(App and web page records)

● ● ● ●

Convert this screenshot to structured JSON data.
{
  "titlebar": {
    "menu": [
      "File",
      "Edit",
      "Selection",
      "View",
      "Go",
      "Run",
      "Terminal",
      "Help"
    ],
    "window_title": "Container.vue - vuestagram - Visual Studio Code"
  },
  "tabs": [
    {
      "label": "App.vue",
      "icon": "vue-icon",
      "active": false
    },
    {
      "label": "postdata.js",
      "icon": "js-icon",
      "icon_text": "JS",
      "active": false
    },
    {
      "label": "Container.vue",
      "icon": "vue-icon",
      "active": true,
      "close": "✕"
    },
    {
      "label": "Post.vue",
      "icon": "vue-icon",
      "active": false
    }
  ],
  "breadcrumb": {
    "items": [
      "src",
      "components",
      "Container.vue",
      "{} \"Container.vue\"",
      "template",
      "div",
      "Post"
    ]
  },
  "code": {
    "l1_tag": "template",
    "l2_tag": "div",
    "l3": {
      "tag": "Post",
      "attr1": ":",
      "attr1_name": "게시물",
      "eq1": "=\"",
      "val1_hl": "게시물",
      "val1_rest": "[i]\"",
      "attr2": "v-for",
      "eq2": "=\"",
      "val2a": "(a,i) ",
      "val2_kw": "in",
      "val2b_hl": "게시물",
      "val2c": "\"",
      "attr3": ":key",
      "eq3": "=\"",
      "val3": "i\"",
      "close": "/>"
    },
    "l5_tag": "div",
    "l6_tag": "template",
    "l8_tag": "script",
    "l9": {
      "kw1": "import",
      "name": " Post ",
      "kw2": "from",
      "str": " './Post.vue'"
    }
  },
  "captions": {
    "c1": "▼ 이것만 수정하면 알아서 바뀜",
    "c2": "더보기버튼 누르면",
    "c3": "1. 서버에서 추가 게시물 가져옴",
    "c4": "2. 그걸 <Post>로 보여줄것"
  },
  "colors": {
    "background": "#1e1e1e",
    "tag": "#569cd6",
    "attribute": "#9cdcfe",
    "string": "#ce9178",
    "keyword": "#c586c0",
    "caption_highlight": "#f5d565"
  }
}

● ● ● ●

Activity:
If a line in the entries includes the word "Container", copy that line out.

Completed task:
    "window_title": "Container.vue - vuestagram - Visual Studio Code"
      "label": "Container.vue",
      "Container.vue",
      "{} \"Container.vue\"",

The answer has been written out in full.